An introduction to the skin microbiome

Skin microbiome

Research made on the microbiome has completely boomed during the past few years and more and more people are talking about it. It wasn’t until recently scientists learned that all humans are hosts to trillions of micro-organisms belonging to thousands of different species: bacteria, viruses, and fungi. So, why is the skin microbiome so important? Why should you take it into consideration when buying your skincare? And how can you help your microbiome? 

What is the skin microbiome?

The microbiome is an ecosystem of micro-organisms such as bacteria, fungi, and viruses that live in different parts on and in the human body. There are so many of them that we actually have more bacterial genes than human genes in our bodies! These micro-organisms live in our large intestines, nose, and mouth as well as on our skin making it the skin microbiome. The skin microbiome can also be referred to as the microbiota or the microflora.
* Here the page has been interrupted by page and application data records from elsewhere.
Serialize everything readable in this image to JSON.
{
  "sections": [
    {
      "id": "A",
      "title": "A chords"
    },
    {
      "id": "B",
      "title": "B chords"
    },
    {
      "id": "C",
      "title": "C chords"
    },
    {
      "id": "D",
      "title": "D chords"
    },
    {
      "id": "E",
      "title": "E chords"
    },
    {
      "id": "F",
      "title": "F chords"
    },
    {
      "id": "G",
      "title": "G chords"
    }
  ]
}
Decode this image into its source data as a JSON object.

This ecosystem controls the overall health of our skin and protects it from attacks by bad bacteria and viruses. 

Bacteria have long had a bad reputation. There’s an irony to that since after all, bacteria were here on earth long before us. They colonized our planet around three billion years ago. Compare that with the history of modern humans, which began a mere 300,000 years ago. We have a deep-rooted tendency to view bacteria as evil, which is an attitude we’ve inherited from the nineteenth century. For a long time, our culture has regarded bacteria mainly as enemies to be eradicated. We can also see this in our lifestyle habits with daily showers or baths, chlorinated water and the usage of soap. We are so focused on keeping clean and on getting rid of bacteria we might have encountered. However, without micro-organisms such as bacteria, humans couldn’t survive. They cooperate with our cells and play an essential role in all aspects of our health. This is the reason scientists are developing new perspectives on our micro-organisms and together with them, it’s time for all of us to start rethinking how we treat our eco-system of bacteria, fungi, and viruses – our microbiome.

Why is the skin microbiome important?
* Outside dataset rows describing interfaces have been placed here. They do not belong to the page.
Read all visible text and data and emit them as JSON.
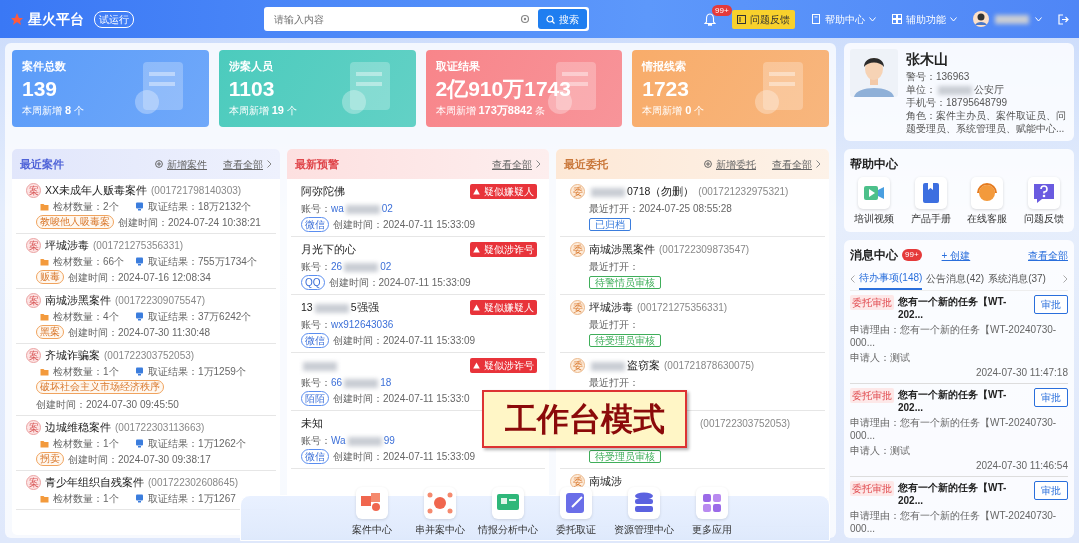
{
  "header": {
    "brand": "星火平台",
    "brand_badge": "试运行",
    "search": {
      "placeholder": "请输入内容",
      "button": "搜索"
    },
    "notification_badge": "99+",
    "feedback_button": "问题反馈",
    "help_menu": "帮助中心",
    "assist_menu": "辅助功能"
  },
  "stats": [
    {
      "label": "案件总数",
      "value": "139",
      "weekly_label": "本周新增",
      "weekly_value": "8",
      "unit": "个",
      "color": "#5b9cf9"
    },
    {
      "label": "涉案人员",
      "value": "1103",
      "weekly_label": "本周新增",
      "weekly_value": "19",
      "unit": "个",
      "color": "#4ccbbd"
    },
    {
      "label": "取证结果",
      "value": "2亿910万1743",
      "weekly_label": "本周新增",
      "weekly_value": "173万8842",
      "unit": "条",
      "color": "#f8858a"
    },
    {
      "label": "情报线索",
      "value": "1723",
      "weekly_label": "本周新增",
      "weekly_value": "0",
      "unit": "个",
      "color": "#f8ac6a"
    }
  ],
  "recent_cases": {
    "title": "最近案件",
    "add_link": "新增案件",
    "view_all": "查看全部",
    "items": [
      {
        "mark": "案",
        "title": "XX未成年人贩毒案件",
        "code": "(001721798140303)",
        "count": "检材数量：2个",
        "result": "取证结果：18万2132个",
        "tag": "教唆他人吸毒案",
        "created": "创建时间：2024-07-24 10:38:21"
      },
      {
        "mark": "案",
        "title": "坪城涉毒",
        "code": "(001721275356331)",
        "count": "检材数量：66个",
        "result": "取证结果：755万1734个",
        "tag": "贩毒",
        "created": "创建时间：2024-07-16 12:08:34"
      },
      {
        "mark": "案",
        "title": "南城涉黑案件",
        "code": "(001722309075547)",
        "count": "检材数量：4个",
        "result": "取证结果：37万6242个",
        "tag": "黑案",
        "created": "创建时间：2024-07-30 11:30:48"
      },
      {
        "mark": "案",
        "title": "齐城诈骗案",
        "code": "(001722303752053)",
        "count": "检材数量：1个",
        "result": "取证结果：1万1259个",
        "tag": "破坏社会主义市场经济秩序",
        "created": "创建时间：2024-07-30 09:45:50"
      },
      {
        "mark": "案",
        "title": "边城维稳案件",
        "code": "(001722303113663)",
        "count": "检材数量：1个",
        "result": "取证结果：1万1262个",
        "tag": "拐卖",
        "created": "创建时间：2024-07-30 09:38:17"
      },
      {
        "mark": "案",
        "title": "青少年组织自残案件",
        "code": "(001722302608645)",
        "count": "检材数量：1个",
        "result": "取证结果：1万1267"
      }
    ]
  },
  "warnings": {
    "title": "最新预警",
    "view_all": "查看全部",
    "items": [
      {
        "name": [
          {
            "kind": "text",
            "text": "阿弥陀佛"
          }
        ],
        "alert": "疑似嫌疑人",
        "account_label": "账号：",
        "account": [
          {
            "kind": "text",
            "text": "wa"
          },
          {
            "kind": "blur"
          },
          {
            "kind": "text",
            "text": "02"
          }
        ],
        "platform": "微信",
        "created": "创建时间：2024-07-11 15:33:09"
      },
      {
        "name": [
          {
            "kind": "text",
            "text": "月光下的心"
          }
        ],
        "alert": "疑似涉诈号",
        "account_label": "账号：",
        "account": [
          {
            "kind": "text",
            "text": "26"
          },
          {
            "kind": "blur"
          },
          {
            "kind": "text",
            "text": "02"
          }
        ],
        "platform": "QQ",
        "created": "创建时间：2024-07-11 15:33:09"
      },
      {
        "name": [
          {
            "kind": "text",
            "text": "13"
          },
          {
            "kind": "blur"
          },
          {
            "kind": "text",
            "text": "5强强"
          }
        ],
        "alert": "疑似嫌疑人",
        "account_label": "账号：",
        "account": [
          {
            "kind": "text",
            "text": "wx912643036"
          }
        ],
        "platform": "微信",
        "created": "创建时间：2024-07-11 15:33:09"
      },
      {
        "name": [
          {
            "kind": "blur"
          }
        ],
        "alert": "疑似涉诈号",
        "account_label": "账号：",
        "account": [
          {
            "kind": "text",
            "text": "66"
          },
          {
            "kind": "blur"
          },
          {
            "kind": "text",
            "text": "18"
          }
        ],
        "platform": "陌陌",
        "created": "创建时间：2024-07-11 15:33:0"
      },
      {
        "name": [
          {
            "kind": "text",
            "text": "未知"
          }
        ],
        "account_label": "账号：",
        "account": [
          {
            "kind": "text",
            "text": "Wa"
          },
          {
            "kind": "blur"
          },
          {
            "kind": "text",
            "text": "99"
          }
        ],
        "platform": "微信",
        "created": "创建时间：2024-07-11 15:33:09"
      }
    ]
  },
  "delegations": {
    "title": "最近委托",
    "add_link": "新增委托",
    "view_all": "查看全部",
    "items": [
      {
        "mark": "委",
        "title": [
          {
            "kind": "blur"
          },
          {
            "kind": "text",
            "text": "0718（勿删）"
          }
        ],
        "code": "(001721232975321)",
        "opened": "最近打开：2024-07-25 08:55:28",
        "status": "已归档",
        "color": "#3b7ddd"
      },
      {
        "mark": "委",
        "title": [
          {
            "kind": "text",
            "text": "南城涉黑案件"
          }
        ],
        "code": "(001722309873547)",
        "opened": "最近打开：",
        "status": "待警情员审核",
        "color": "#3fae5a"
      },
      {
        "mark": "委",
        "title": [
          {
            "kind": "text",
            "text": "坪城涉毒"
          }
        ],
        "code": "(001721275356331)",
        "opened": "最近打开：",
        "status": "待受理员审核",
        "color": "#3fae5a"
      },
      {
        "mark": "委",
        "title": [
          {
            "kind": "blur"
          },
          {
            "kind": "text",
            "text": "盗窃案"
          }
        ],
        "code": "(001721878630075)",
        "opened": "最近打开："
      },
      {
        "code": "(001722303752053)",
        "status": "待受理员审核",
        "color": "#3fae5a"
      },
      {
        "mark": "委",
        "title": [
          {
            "kind": "text",
            "text": "南城涉"
          }
        ]
      }
    ]
  },
  "dock": [
    {
      "label": "案件中心"
    },
    {
      "label": "串并案中心"
    },
    {
      "label": "情报分析中心"
    },
    {
      "label": "委托取证"
    },
    {
      "label": "资源管理中心"
    },
    {
      "label": "更多应用"
    }
  ],
  "mode_banner": "工作台模式",
  "profile": {
    "name": "张木山",
    "lines": [
      [
        {
          "kind": "text",
          "text": "警号：136963"
        }
      ],
      [
        {
          "kind": "text",
          "text": "单位："
        },
        {
          "kind": "blur"
        },
        {
          "kind": "text",
          "text": "公安厅"
        }
      ],
      [
        {
          "kind": "text",
          "text": "手机号：18795648799"
        }
      ],
      [
        {
          "kind": "text",
          "text": "角色：案件主办员、案件取证员、问题受理员、系统管理员、赋能中心..."
        }
      ]
    ]
  },
  "help_center": {
    "title": "帮助中心",
    "items": [
      {
        "label": "培训视频"
      },
      {
        "label": "产品手册"
      },
      {
        "label": "在线客服"
      },
      {
        "label": "问题反馈"
      }
    ]
  },
  "messages": {
    "title": "消息中心",
    "badge": "99+",
    "create": "+ 创建",
    "view_all": "查看全部",
    "tabs": [
      {
        "label": "待办事项(148)",
        "selected": true
      },
      {
        "label": "公告消息(42)",
        "selected": false
      },
      {
        "label": "系统消息(37)",
        "selected": false
      }
    ],
    "items": [
      {
        "tag": "委托审批",
        "title": "您有一个新的任务【WT-202...",
        "button": "审批",
        "reason": "申请理由：您有一个新的任务【WT-20240730-000...",
        "applicant": "申请人：测试",
        "time": "2024-07-30 11:47:18"
      },
      {
        "tag": "委托审批",
        "title": "您有一个新的任务【WT-202...",
        "button": "审批",
        "reason": "申请理由：您有一个新的任务【WT-20240730-000...",
        "applicant": "申请人：测试",
        "time": "2024-07-30 11:46:54"
      },
      {
        "tag": "委托审批",
        "title": "您有一个新的任务【WT-202...",
        "button": "审批",
        "reason": "申请理由：您有一个新的任务【WT-20240730-000..."
      }
    ]
  }
}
The skin’s micro-organisms protect the skin against attacks by harmful bacteria and viruses and control the overall health of our skin. That is why we want to take care of the micro-organisms living on our skin and not disturb their “home”. A disruption in the balance between the different types of bacteria that live on the skin can lead to disorders such as acne and eczema.

Skin microbiome
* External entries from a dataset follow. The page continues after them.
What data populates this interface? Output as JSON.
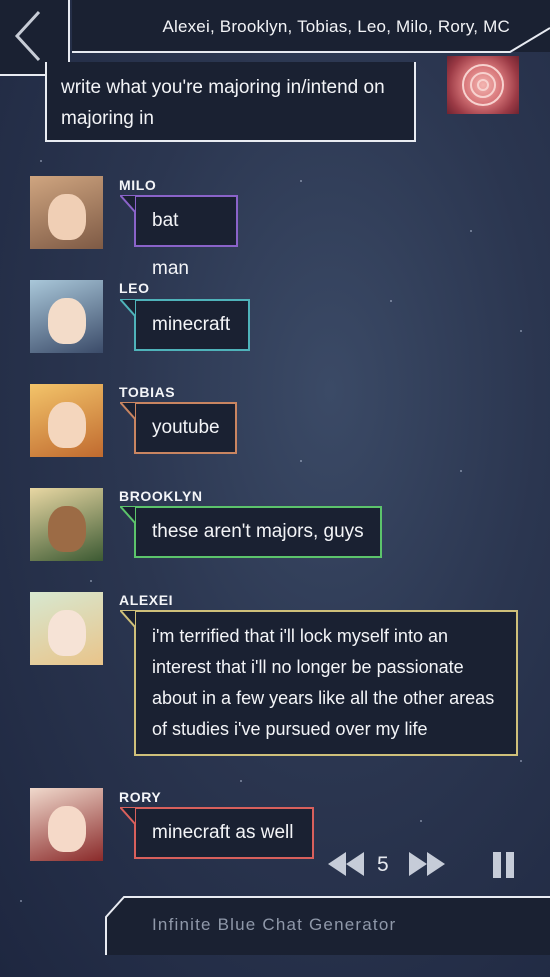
{
  "header": {
    "title": "Alexei, Brooklyn, Tobias, Leo, Milo, Rory, MC",
    "back_icon": "chevron-left-icon"
  },
  "mc_message": {
    "text": "write what you're majoring in/intend on majoring in",
    "avatar_icon": "rose-avatar"
  },
  "messages": [
    {
      "name": "MILO",
      "text": "bat man",
      "color": "#8a63c9"
    },
    {
      "name": "LEO",
      "text": "minecraft",
      "color": "#4fb3ba"
    },
    {
      "name": "TOBIAS",
      "text": "youtube",
      "color": "#c98561"
    },
    {
      "name": "BROOKLYN",
      "text": "these aren't majors, guys",
      "color": "#5cc46b"
    },
    {
      "name": "ALEXEI",
      "text": "i'm terrified that i'll lock myself into an interest that i'll no longer be passionate about in a few years like all the other areas of studies i've pursued over my life",
      "color": "#cfc07a"
    },
    {
      "name": "RORY",
      "text": "minecraft as well",
      "color": "#d8605c"
    }
  ],
  "controls": {
    "speed": "5",
    "rewind_icon": "rewind-icon",
    "forward_icon": "fast-forward-icon",
    "pause_icon": "pause-icon"
  },
  "footer": {
    "text": "Infinite Blue Chat Generator"
  }
}
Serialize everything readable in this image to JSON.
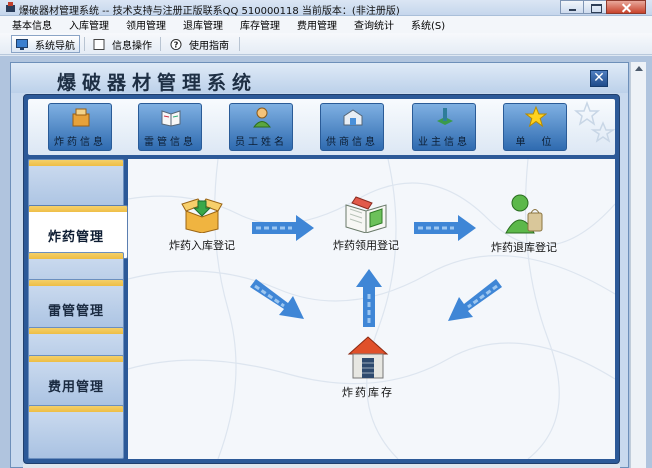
{
  "window": {
    "title": "爆破器材管理系统 -- 技术支持与注册正版联系QQ 510000118    当前版本：(非注册版)"
  },
  "menu": [
    "基本信息",
    "入库管理",
    "领用管理",
    "退库管理",
    "库存管理",
    "费用管理",
    "查询统计",
    "系统(S)"
  ],
  "toolbar": {
    "items": [
      {
        "label": "系统导航",
        "icon": "monitor-icon"
      },
      {
        "label": "信息操作",
        "icon": "checkbox-icon"
      },
      {
        "label": "使用指南",
        "icon": "help-icon"
      }
    ]
  },
  "child": {
    "title": "爆破器材管理系统",
    "close": "✕"
  },
  "top_buttons": [
    {
      "label": "炸药信息",
      "icon": "explosive-info-icon"
    },
    {
      "label": "雷管信息",
      "icon": "detonator-book-icon"
    },
    {
      "label": "员工姓名",
      "icon": "employee-icon"
    },
    {
      "label": "供商信息",
      "icon": "supplier-icon"
    },
    {
      "label": "业主信息",
      "icon": "owner-icon"
    },
    {
      "label": "单　位",
      "icon": "star-icon"
    }
  ],
  "left_tabs": [
    {
      "label": "",
      "active": false
    },
    {
      "label": "炸药管理",
      "active": true
    },
    {
      "label": "",
      "active": false
    },
    {
      "label": "雷管管理",
      "active": false
    },
    {
      "label": "",
      "active": false
    },
    {
      "label": "费用管理",
      "active": false
    }
  ],
  "flow": {
    "inbound": "炸药入库登记",
    "issue": "炸药领用登记",
    "return": "炸药退库登记",
    "stock": "炸药库存"
  },
  "colors": {
    "panel": "#2c5998",
    "tab_accent": "#efbf47",
    "arrow": "#3f86d6"
  }
}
If you experience some kind of skin disorder or have sensitive skin, learning more about the microbiome might help you understand and treat your skin in a better way. If you consider yourself having normal skin,  it’s still important to understand that your skin is an eco-system for living organisms. This will help in learning how to best take care of your skin in order to not disturb the balance. This is where the usage of skincare products becomes important. In order to keep a healthy balance in the skin microbiome, you need to be careful with what skincare products you use, how many products and which products you use and how you construct your overall skincare routine. We will look closer to skincare and the skin microbiome in part 2 of the Skin Microbiome-class. 

The fact that there is a microbiome in our gut might not be news to you since it’s been known to most people for quite a while by now. Maybe you have read one of the popular books about it? Or maybe you’ve already experimented with fermenting vegetables or perhaps you make sure to include prebiotic fibers in your breakfast? In order to have a well-functioning gut, it is vital to maintain an undisturbed balance in the gut microbiome. However, recent research has shown that an imbalance in your intestines can lead to skin disorders such as acne, eczema, and psoriasis. In fact, our gut bacteria have an anti-inflammatory effect and combat harmful bacteria.

The gut-skin axis manifests itself in a variety of ways. As an example, people suffering from acne, have more of a specific bacterium called Bacteroidetes in their bowels, compared to those with normal skin. People who are prone to eczema have less of the bacteria bifidobacterial than what people normally have as well as lower levels of the bacteria f.prausnitzii. People with rosacea are more receptive to infections caused by the bacteria h. pylori. These are just some examples of the gut-skin axis that illustrate how important the connection is.

The composition of the skin microbiome – is it the same for everyone?

The composition of the microbiome depends on a combination of genetics, diet, lifestyle and the geographical area we live in. We know today that the skin microbiome differs from one part of the world to another. Due to the difference in how we live and interact with other humans as well as with animals and plants, a lot has changed in the past century alone. Let’s take western people as an example. Generally, western people live in households with fewer people than what they have done historically and many times they live in high residential buildings, several floors up. They spend more time inside with sterile surfaces, even when exercising and commute to work by subway, bus or car. We’re far from living close to animals and plants making our contact with micro-organisms extremely limited today.  

A comparative study has been made of the skin microbiome of American and Tanzanian women, showing that they carry different types of bacteria. Especially interesting was the finding that Tanzanian women carry more of a soil bacterium than American women. This might be explained by Tanzanian women generally spending more time outdoors, in contact with soil and water while American women generally spend more time indoors, in contact with dry surfaces. The bacterial flora of soil, land, and animals differs from our own, and contact with it can actually increase our own resistance and boost our immune system. Research shows that the growing incidence of autoimmune diseases is associated with an increasingly urban way of life.